Persecutions in the early church

By this time, persecution – the arrest, torture and killing of Christians – was become more widespread. Part of this was due to the concern that this growing group would pose a danger to the Roman authorities. Part of it was due to misunderstandings, and claims of illogic. It was rumoured that Christians were cannibals, for instance, because their communion service referred to the Body and Blood of Jesus.

Some people whom we call apologists then wrote books to deny some of these rumours, and to explain the sound Christian beliefs. Some were hostile to the Greek and Roman culture, which probably made things worse. Others tried to argue that any value in the pagan religions must have grown out of Judaism, which came first. So Plato, they claimed, must have got his ideas from Moses’ teaching.
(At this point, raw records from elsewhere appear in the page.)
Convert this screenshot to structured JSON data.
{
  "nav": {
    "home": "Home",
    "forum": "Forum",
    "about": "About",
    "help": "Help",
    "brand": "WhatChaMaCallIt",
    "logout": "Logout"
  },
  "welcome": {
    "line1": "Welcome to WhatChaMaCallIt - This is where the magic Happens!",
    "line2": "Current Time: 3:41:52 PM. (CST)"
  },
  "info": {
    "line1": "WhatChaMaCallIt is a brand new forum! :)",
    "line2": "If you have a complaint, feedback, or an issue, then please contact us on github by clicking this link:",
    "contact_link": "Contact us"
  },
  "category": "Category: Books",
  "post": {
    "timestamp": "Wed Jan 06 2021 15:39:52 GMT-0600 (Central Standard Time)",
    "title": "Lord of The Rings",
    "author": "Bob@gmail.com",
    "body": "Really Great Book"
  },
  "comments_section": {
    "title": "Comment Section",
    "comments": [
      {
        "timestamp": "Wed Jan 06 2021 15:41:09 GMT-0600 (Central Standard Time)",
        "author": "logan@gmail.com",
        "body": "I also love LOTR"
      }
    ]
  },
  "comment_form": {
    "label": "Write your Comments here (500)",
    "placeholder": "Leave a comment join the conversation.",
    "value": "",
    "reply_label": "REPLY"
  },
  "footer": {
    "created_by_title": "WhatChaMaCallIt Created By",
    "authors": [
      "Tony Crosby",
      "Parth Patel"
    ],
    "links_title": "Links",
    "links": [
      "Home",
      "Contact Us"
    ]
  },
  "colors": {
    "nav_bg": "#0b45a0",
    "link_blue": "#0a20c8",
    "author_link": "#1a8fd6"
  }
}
Most of the persecution was somewhat sporadic. If people were brought before the courts for any reason, and found to be Christians, they would be asked to recant – to deny their faith in Jesus. If they refused, they would be killed. But on the whole, the government didn’t seek them out as such. Sometimes angry mobs killed Christians and looted their homes, but there were also periods of peace where there was steady growth in the Christian communities.

Christian martyrs in the second century

The people who died for their faith are known as martyrs. We don’t know even the names of most of these early Christians. However a few have become famous. Ignatius of Antioch was a martyr during the first part of the second century AD. He was the bishop of Antioch in Syria, and wrote several letters to young churches.

This was the period when one bishop – or overseer – was appointed for each town. Ignatius thought it was important to have strong church leaders during the persecutions, so suggested that each church should have a bishop, and that no baptism or communion should take place unless a bishop was present. Ignatius said he would rather die for Christ than rule the earth – and was fed to the wild animals at the Colosseum in Rome.

In the middle of the second century, an enraged mob brought several Christians to the authorities. One of them was Polycarp of Smyrna, another bishop who had served God for many years. He was asked to recant his faith, and told that he would live if he did so. But he insisted that he had served God for 86 years and was not about to renounce him at this stage. So he was burned at the stake.

Perhaps the greatest second century apologist was Justin; he said the LOGOS (or living word) of God gives light to all in the world, from its creation. Anything good is due to God and the LOGOS, whom we know as Jesus, who was born as a man. Thus, he claimed, any value in pagan culture or philosophy is good – and so it must come originally from God. So it should not automatically be rejected, because God is the source of all truth and light.

Justin spoke out against some of the heresies (false teachings) within the church. You can read more about these at the page on heresies in the early church. However, the Emperor of the time, Marcus Aurelius, had been turned against Christians. He was persuaded that most of the problems in the Roman Empire were due to the church. So once again Christians were persecuted, and Justin was among many who were beheaded, for refusing to recant. For this reason, Justin is often known as Justin Martyr.

More church history pages:

Church history begins
Paul’s Missionary Journeys
Heresies in the Early Church
Christian martyrs in the third century
Constantine and the council of Nicea